One Day in Baghdad
This video is unpleasant to watch; unless you have reason to, we suggest that you don’t.
What it shows is a group of civilians being massacred from an Apache helicopter in Baghdad on July 12, 2007. Among those killed was a Reuters photographer and his driver; two children were injured during additional fire, after a van pulled up to help the wounded.
The video, background materials, and additional research was posted Monday by WikiLeaks:
Unveiling the video at the National Press Club on Monday morning, [editor Julian] Assange said the helicopter crew approached its job as if it were a video game, not something involving human lives. “Their desire was simply to kill,” he said. “Their desire was to get high scores on that computer game.”
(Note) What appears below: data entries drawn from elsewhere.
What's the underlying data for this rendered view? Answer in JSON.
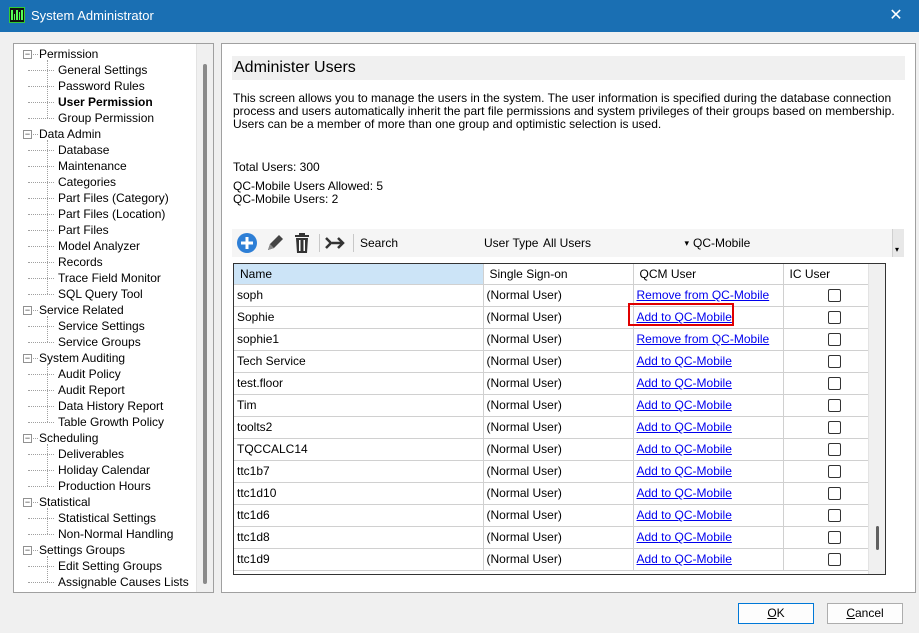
{
  "window": {
    "title": "System Administrator",
    "close_glyph": "✕"
  },
  "tree": {
    "groups": [
      {
        "label": "Permission",
        "children": [
          "General Settings",
          "Password Rules",
          "User Permission",
          "Group Permission"
        ]
      },
      {
        "label": "Data Admin",
        "children": [
          "Database",
          "Maintenance",
          "Categories",
          "Part Files (Category)",
          "Part Files (Location)",
          "Part Files",
          "Model Analyzer",
          "Records",
          "Trace Field Monitor",
          "SQL Query Tool"
        ]
      },
      {
        "label": "Service Related",
        "children": [
          "Service Settings",
          "Service Groups"
        ]
      },
      {
        "label": "System Auditing",
        "children": [
          "Audit Policy",
          "Audit Report",
          "Data History Report",
          "Table Growth Policy"
        ]
      },
      {
        "label": "Scheduling",
        "children": [
          "Deliverables",
          "Holiday Calendar",
          "Production Hours"
        ]
      },
      {
        "label": "Statistical",
        "children": [
          "Statistical Settings",
          "Non-Normal Handling"
        ]
      },
      {
        "label": "Settings Groups",
        "children": [
          "Edit Setting Groups",
          "Assignable Causes Lists"
        ]
      }
    ],
    "selected": "User Permission",
    "expander_glyph": "−"
  },
  "main": {
    "title": "Administer Users",
    "description": "This screen allows you to manage the users in the system. The user information is specified during the database connection process and users automatically inherit the part file permissions and system privileges of their groups based on membership. Users can be a member of more than one group and optimistic selection is used.",
    "total_users": "Total Users: 300",
    "qcm_allowed": "QC-Mobile Users Allowed: 5",
    "qcm_users": "QC-Mobile Users: 2"
  },
  "toolbar": {
    "icons": [
      "add-icon",
      "edit-icon",
      "delete-icon",
      "assign-icon"
    ],
    "search_label": "Search",
    "search_value": "",
    "user_type_label": "User Type",
    "user_type_value": "All Users",
    "caret_glyph": "▾",
    "qcm_label": "QC-Mobile",
    "scroll_glyph": "▾"
  },
  "grid": {
    "columns": [
      "Name",
      "Single Sign-on",
      "QCM User",
      "IC User"
    ],
    "rows": [
      {
        "name": "soph",
        "sso": "(Normal User)",
        "qcm": "Remove from QC-Mobile",
        "ic": false
      },
      {
        "name": "Sophie",
        "sso": "(Normal User)",
        "qcm": "Add to QC-Mobile",
        "ic": false
      },
      {
        "name": "sophie1",
        "sso": "(Normal User)",
        "qcm": "Remove from QC-Mobile",
        "ic": false
      },
      {
        "name": "Tech Service",
        "sso": "(Normal User)",
        "qcm": "Add to QC-Mobile",
        "ic": false
      },
      {
        "name": "test.floor",
        "sso": "(Normal User)",
        "qcm": "Add to QC-Mobile",
        "ic": false
      },
      {
        "name": "Tim",
        "sso": "(Normal User)",
        "qcm": "Add to QC-Mobile",
        "ic": false
      },
      {
        "name": "toolts2",
        "sso": "(Normal User)",
        "qcm": "Add to QC-Mobile",
        "ic": false
      },
      {
        "name": "TQCCALC14",
        "sso": "(Normal User)",
        "qcm": "Add to QC-Mobile",
        "ic": false
      },
      {
        "name": "ttc1b7",
        "sso": "(Normal User)",
        "qcm": "Add to QC-Mobile",
        "ic": false
      },
      {
        "name": "ttc1d10",
        "sso": "(Normal User)",
        "qcm": "Add to QC-Mobile",
        "ic": false
      },
      {
        "name": "ttc1d6",
        "sso": "(Normal User)",
        "qcm": "Add to QC-Mobile",
        "ic": false
      },
      {
        "name": "ttc1d8",
        "sso": "(Normal User)",
        "qcm": "Add to QC-Mobile",
        "ic": false
      },
      {
        "name": "ttc1d9",
        "sso": "(Normal User)",
        "qcm": "Add to QC-Mobile",
        "ic": false
      }
    ]
  },
  "footer": {
    "ok_label": "OK",
    "ok_mnemonic": "O",
    "cancel_label": "Cancel",
    "cancel_mnemonic": "C"
  },
  "colors": {
    "titlebar": "#1a6fb3",
    "link": "#0000ee",
    "highlight": "#e00000",
    "header_active": "#cce4f7"
  }
}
Honestly, we’re not so sure. And really, we don’t think that’s the issue. Consider instead the New York Times report from the next day:
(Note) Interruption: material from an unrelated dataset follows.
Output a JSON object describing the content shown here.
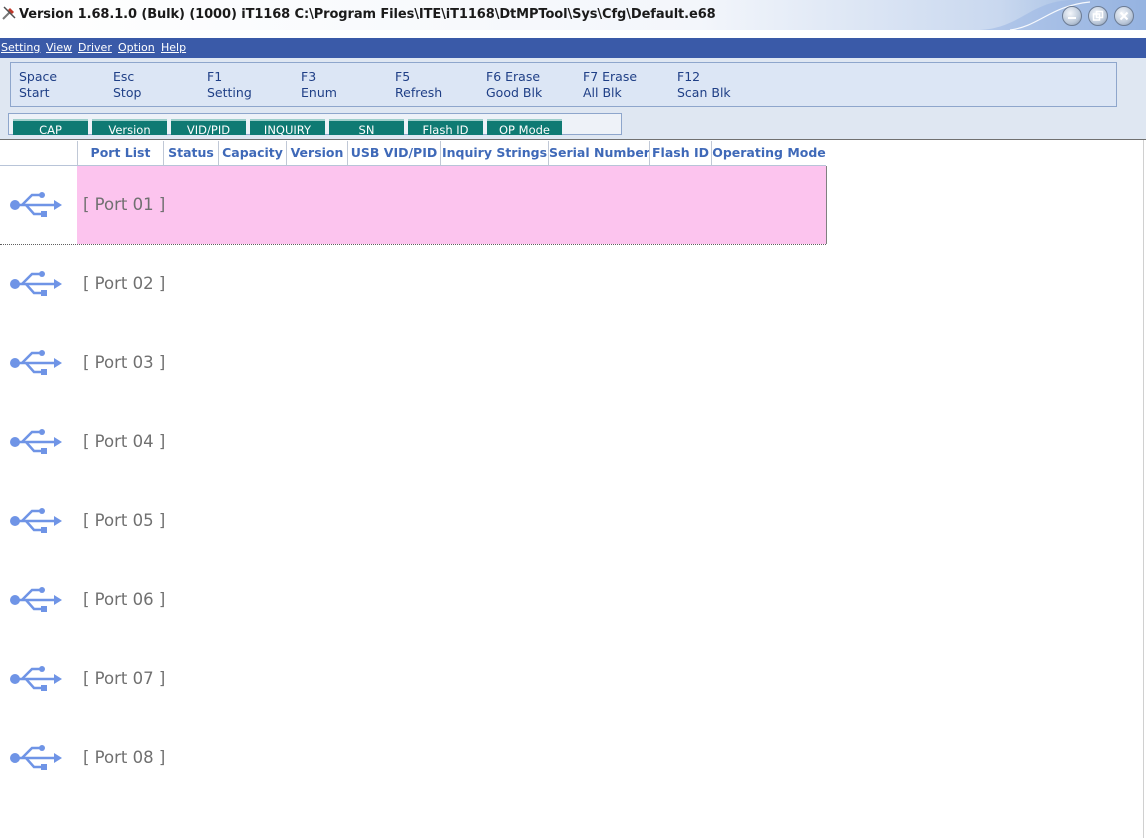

The American military said in a statement late Thursday that 11 people had been killed: nine insurgents and two civilians. According to the statement, American troops were conducting a raid when they were hit by small-arms fire and rocket-propelled grenades. The American troops called in reinforcements and attack helicopters. In the ensuing fight, the statement said, the two Reuters employees and nine insurgents were killed.
“There is no question that coalition forces were clearly engaged in combat operations against a hostile force,” said Lt. Col. Scott Bleichwehl, a spokesman for the multinational forces in Baghdad.
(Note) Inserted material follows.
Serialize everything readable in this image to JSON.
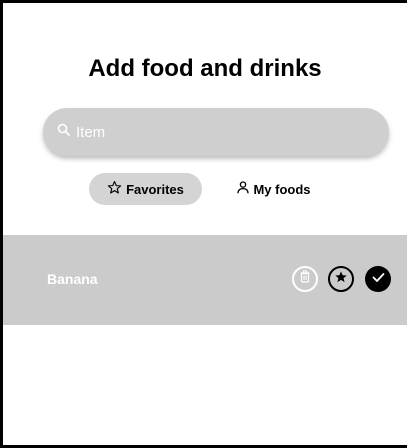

That is verifiably not true. Whatever the Apache crew thought they saw — and reported over the radio — they didn’t see insurgents. The attitude of at least one crew member is far from commendable, but we weren’t there, we’ve never faced combat, and we’re not going to sit in judgment. (We will sit in judgment over being in Iraq in the first place, but that’s another matter.)
Instead, we ask: Why did it take almost three years for the truth to emerge? Why did the Pentagon stonewall FOIA requests? Shit happens during war. We understand. But covering up fatal mistakes only compounds the injustice. Whether or not what happened that day was criminal, what followed leaves no doubt.
The Pentagon’s “murder-coverup” in Iraq [The Majlis]
WikiLeaks releases video of slaughter in Iraq [Greenwald]
Update: Anthony Martinez, who estimates he has spent “around 4500 hours” viewing aerial footage of Iraq, weighs in with an informed judgment:
Between 3:13 and 3:30 it is quite clear to me, as both a former infantry sergeant and a photographer, that the two men central to the gun-camera’s frame are carrying photographic equipment. This much is noted by WikiLeaks, and misidentified by the crew of Crazyhorse 18. At 3:39, the men central to the frame are armed, the one on the far left with some AK variant, and the one in the center with an RPG. The RPG is crystal clear even in the downsized, very low-resolution, video between 3:40 and 3:45 when the man carrying it turns counter-clockwise and then back to the direction of the Apache. This all goes by without any mention whatsoever from WikiLeaks, and that is unacceptable.
The entire post is worth reading for its critique of the action that day, as well as criticism of this week’s news.